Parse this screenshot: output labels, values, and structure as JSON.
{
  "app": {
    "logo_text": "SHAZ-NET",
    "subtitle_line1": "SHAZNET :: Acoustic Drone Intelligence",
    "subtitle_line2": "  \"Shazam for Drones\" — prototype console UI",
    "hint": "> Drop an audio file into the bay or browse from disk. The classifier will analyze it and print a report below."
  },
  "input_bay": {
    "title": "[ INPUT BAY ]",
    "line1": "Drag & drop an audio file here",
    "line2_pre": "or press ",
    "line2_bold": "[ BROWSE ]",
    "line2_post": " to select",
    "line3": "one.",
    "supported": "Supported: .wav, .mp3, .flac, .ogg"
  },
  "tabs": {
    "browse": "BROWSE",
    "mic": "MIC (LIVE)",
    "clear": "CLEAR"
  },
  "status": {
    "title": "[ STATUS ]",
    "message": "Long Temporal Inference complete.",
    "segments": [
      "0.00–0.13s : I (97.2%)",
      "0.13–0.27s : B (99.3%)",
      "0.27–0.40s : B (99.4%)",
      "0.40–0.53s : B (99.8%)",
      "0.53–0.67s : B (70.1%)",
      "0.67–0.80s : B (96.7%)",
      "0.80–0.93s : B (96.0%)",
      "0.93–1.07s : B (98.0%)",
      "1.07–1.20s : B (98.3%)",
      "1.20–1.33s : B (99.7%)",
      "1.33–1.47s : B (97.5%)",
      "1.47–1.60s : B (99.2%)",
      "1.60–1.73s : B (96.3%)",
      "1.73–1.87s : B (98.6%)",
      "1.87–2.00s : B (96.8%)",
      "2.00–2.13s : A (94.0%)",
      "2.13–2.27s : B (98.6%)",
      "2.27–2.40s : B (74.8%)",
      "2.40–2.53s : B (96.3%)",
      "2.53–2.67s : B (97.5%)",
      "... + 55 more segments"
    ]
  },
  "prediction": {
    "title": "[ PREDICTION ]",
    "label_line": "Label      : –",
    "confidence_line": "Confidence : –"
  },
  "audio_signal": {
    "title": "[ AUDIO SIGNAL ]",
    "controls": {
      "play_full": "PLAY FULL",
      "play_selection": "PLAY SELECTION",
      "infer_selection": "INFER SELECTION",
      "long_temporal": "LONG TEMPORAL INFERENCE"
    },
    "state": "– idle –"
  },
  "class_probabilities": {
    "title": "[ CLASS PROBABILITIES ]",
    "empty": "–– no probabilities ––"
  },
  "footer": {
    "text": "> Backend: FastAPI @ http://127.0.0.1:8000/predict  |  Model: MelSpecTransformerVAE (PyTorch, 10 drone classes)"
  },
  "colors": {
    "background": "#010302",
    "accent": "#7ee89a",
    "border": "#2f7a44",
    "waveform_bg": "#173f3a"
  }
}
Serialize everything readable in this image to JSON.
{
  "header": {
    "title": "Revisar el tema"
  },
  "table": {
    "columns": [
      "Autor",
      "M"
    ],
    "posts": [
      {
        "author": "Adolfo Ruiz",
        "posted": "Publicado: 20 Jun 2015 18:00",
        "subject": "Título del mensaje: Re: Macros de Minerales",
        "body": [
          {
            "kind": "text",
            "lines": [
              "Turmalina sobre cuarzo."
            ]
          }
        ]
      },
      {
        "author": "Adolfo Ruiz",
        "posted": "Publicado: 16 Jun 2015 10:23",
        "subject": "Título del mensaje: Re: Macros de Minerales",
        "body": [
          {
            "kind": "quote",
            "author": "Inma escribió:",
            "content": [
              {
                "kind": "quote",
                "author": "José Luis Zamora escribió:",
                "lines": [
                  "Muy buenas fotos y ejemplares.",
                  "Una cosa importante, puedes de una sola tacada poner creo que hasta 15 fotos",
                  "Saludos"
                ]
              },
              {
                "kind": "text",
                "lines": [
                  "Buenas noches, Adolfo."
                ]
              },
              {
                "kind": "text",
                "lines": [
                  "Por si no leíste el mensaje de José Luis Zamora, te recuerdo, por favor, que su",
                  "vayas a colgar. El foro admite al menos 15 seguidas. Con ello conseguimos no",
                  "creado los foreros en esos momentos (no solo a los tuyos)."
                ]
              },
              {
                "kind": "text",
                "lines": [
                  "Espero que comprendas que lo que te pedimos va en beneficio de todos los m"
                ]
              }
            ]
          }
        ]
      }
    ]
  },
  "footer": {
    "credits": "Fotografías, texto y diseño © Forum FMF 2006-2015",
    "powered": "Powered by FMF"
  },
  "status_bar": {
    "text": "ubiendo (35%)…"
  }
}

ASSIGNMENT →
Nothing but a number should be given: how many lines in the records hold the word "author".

RESPONSE AREA →
4